(Dataset entries)
* * *
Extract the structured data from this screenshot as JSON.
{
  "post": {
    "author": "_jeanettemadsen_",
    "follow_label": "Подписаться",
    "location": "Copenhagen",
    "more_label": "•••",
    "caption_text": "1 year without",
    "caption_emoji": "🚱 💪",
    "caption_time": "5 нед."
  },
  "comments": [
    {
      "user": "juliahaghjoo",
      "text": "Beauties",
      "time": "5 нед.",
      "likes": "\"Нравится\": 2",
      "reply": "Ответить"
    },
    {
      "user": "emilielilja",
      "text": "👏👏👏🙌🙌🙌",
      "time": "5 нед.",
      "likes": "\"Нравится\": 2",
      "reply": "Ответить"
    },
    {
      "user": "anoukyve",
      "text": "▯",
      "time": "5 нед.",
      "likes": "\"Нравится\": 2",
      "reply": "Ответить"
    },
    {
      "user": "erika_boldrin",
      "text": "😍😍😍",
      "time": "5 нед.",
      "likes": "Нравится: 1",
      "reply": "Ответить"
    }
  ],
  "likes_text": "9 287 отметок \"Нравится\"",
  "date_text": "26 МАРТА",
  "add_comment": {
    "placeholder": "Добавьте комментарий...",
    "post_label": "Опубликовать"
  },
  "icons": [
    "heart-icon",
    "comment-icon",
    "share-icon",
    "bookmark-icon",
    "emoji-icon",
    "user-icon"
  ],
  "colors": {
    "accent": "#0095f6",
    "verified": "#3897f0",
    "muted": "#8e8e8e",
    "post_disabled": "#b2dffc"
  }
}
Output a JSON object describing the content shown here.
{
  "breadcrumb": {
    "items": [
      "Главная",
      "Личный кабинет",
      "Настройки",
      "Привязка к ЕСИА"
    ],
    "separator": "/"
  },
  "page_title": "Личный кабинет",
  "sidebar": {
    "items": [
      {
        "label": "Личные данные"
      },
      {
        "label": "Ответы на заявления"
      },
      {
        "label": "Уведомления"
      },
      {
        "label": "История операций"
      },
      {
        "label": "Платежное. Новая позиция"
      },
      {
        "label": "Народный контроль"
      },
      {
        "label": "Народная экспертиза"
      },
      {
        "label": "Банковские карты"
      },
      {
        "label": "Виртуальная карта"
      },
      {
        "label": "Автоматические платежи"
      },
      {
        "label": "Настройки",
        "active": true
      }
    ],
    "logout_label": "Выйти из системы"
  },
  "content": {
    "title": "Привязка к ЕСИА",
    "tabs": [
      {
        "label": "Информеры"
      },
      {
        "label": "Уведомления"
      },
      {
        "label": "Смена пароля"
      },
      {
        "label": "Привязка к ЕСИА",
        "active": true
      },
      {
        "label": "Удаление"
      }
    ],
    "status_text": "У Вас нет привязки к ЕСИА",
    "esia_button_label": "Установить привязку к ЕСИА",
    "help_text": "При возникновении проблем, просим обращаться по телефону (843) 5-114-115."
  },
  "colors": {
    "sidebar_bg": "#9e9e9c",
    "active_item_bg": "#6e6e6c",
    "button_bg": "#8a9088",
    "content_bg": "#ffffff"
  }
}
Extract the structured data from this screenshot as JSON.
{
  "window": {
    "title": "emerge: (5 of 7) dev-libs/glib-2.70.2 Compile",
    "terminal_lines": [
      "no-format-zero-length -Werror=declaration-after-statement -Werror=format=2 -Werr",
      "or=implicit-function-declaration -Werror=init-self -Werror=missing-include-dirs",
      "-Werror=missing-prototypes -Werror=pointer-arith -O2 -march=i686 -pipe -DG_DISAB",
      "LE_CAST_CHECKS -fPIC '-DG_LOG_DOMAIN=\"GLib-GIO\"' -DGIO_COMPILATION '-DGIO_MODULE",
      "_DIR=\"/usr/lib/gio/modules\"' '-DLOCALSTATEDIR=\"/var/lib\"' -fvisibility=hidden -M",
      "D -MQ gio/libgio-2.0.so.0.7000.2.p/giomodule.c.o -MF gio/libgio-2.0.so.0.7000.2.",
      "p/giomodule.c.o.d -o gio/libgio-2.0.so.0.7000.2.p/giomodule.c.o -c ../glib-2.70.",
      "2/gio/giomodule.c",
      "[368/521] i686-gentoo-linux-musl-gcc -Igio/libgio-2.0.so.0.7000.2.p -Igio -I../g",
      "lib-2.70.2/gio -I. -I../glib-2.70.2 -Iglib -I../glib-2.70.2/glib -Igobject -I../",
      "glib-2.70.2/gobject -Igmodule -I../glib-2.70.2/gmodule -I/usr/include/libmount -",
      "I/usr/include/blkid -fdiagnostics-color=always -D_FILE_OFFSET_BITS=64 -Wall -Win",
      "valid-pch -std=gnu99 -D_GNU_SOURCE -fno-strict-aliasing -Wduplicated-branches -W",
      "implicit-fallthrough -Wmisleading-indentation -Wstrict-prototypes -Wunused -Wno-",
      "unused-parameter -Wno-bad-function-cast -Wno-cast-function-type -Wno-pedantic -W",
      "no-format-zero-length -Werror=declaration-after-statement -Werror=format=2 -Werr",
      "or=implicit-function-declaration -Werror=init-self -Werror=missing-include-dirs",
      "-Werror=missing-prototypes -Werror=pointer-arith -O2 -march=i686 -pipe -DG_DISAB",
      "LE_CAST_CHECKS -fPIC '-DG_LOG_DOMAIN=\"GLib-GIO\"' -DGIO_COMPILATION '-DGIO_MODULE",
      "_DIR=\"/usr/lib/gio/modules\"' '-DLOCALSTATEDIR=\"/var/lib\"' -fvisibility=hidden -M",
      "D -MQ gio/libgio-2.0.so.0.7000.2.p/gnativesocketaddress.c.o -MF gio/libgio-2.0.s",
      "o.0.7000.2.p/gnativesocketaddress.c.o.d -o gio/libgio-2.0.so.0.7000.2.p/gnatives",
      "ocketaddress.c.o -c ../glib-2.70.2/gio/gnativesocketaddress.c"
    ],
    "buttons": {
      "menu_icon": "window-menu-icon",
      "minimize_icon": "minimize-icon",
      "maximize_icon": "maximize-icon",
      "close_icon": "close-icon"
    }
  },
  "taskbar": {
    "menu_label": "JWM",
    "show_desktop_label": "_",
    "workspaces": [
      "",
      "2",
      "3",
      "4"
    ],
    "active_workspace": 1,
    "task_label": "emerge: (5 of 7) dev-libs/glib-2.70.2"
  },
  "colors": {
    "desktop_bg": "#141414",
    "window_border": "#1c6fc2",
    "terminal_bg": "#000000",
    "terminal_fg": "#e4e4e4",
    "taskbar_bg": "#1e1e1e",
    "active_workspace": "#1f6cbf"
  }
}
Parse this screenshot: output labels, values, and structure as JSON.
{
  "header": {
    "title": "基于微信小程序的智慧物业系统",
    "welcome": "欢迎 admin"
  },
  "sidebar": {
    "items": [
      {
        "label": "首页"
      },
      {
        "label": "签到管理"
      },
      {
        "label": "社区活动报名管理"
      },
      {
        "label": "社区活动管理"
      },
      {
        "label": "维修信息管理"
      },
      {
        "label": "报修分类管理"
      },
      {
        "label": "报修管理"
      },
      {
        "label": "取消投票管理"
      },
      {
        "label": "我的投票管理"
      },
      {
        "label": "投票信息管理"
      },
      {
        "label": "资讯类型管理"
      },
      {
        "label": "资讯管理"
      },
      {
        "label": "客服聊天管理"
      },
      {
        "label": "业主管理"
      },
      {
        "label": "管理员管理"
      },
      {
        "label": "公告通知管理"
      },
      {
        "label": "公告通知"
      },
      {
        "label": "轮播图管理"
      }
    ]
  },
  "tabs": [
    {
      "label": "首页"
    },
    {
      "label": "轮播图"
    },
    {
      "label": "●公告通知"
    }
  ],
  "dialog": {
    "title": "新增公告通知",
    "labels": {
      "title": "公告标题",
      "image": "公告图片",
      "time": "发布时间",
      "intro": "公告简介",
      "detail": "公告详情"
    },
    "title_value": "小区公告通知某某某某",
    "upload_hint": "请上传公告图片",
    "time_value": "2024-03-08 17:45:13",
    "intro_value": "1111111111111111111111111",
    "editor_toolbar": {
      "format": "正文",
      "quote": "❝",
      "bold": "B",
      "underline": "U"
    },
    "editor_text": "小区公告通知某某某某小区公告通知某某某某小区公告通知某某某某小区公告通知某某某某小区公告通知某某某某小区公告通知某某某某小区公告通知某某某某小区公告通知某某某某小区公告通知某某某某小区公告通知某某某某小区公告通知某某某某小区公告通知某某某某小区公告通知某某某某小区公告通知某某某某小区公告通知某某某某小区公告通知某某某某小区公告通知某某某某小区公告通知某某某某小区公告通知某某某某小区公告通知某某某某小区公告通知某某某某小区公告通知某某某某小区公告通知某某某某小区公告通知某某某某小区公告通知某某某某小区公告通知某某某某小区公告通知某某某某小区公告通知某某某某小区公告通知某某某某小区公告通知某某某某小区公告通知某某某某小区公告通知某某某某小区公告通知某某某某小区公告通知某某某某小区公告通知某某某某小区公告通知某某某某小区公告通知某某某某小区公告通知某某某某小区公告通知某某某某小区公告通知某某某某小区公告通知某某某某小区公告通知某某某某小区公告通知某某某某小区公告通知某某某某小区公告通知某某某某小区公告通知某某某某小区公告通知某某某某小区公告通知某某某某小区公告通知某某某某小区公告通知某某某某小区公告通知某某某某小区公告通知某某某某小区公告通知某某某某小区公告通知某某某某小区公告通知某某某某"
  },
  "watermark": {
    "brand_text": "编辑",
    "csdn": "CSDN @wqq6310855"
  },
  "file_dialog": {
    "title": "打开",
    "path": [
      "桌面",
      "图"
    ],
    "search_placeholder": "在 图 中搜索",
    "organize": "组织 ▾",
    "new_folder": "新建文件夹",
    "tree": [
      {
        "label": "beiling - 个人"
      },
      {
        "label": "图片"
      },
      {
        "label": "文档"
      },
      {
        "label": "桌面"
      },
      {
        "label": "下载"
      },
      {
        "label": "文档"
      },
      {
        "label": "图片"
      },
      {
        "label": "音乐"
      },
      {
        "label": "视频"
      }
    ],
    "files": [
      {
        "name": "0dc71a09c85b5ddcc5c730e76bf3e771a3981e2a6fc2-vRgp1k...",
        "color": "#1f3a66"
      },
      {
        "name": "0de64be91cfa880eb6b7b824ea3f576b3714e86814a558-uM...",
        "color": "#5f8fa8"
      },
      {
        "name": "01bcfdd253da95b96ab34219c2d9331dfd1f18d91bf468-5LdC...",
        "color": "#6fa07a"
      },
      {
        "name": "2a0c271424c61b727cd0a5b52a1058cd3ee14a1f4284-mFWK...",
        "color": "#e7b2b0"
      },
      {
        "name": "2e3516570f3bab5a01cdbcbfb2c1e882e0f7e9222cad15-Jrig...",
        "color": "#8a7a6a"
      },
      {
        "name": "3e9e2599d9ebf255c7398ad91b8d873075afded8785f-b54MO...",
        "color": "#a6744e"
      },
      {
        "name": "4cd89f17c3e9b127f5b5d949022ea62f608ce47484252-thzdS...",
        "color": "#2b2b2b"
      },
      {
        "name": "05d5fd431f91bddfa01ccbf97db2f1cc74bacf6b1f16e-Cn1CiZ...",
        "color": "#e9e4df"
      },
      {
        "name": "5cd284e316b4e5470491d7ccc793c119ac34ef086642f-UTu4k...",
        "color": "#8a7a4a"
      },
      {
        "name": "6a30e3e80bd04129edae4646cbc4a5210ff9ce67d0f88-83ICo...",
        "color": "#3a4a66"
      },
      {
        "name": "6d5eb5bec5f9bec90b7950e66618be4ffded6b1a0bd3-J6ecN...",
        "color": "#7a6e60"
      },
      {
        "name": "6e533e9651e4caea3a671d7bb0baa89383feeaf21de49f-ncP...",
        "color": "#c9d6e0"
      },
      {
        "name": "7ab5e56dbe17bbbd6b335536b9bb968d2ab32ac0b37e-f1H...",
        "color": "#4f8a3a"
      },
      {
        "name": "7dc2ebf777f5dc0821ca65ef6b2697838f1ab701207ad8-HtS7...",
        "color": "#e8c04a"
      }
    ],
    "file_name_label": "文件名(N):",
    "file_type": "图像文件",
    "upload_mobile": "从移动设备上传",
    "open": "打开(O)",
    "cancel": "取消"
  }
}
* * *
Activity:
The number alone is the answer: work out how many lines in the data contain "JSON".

Answer to this exercise:
4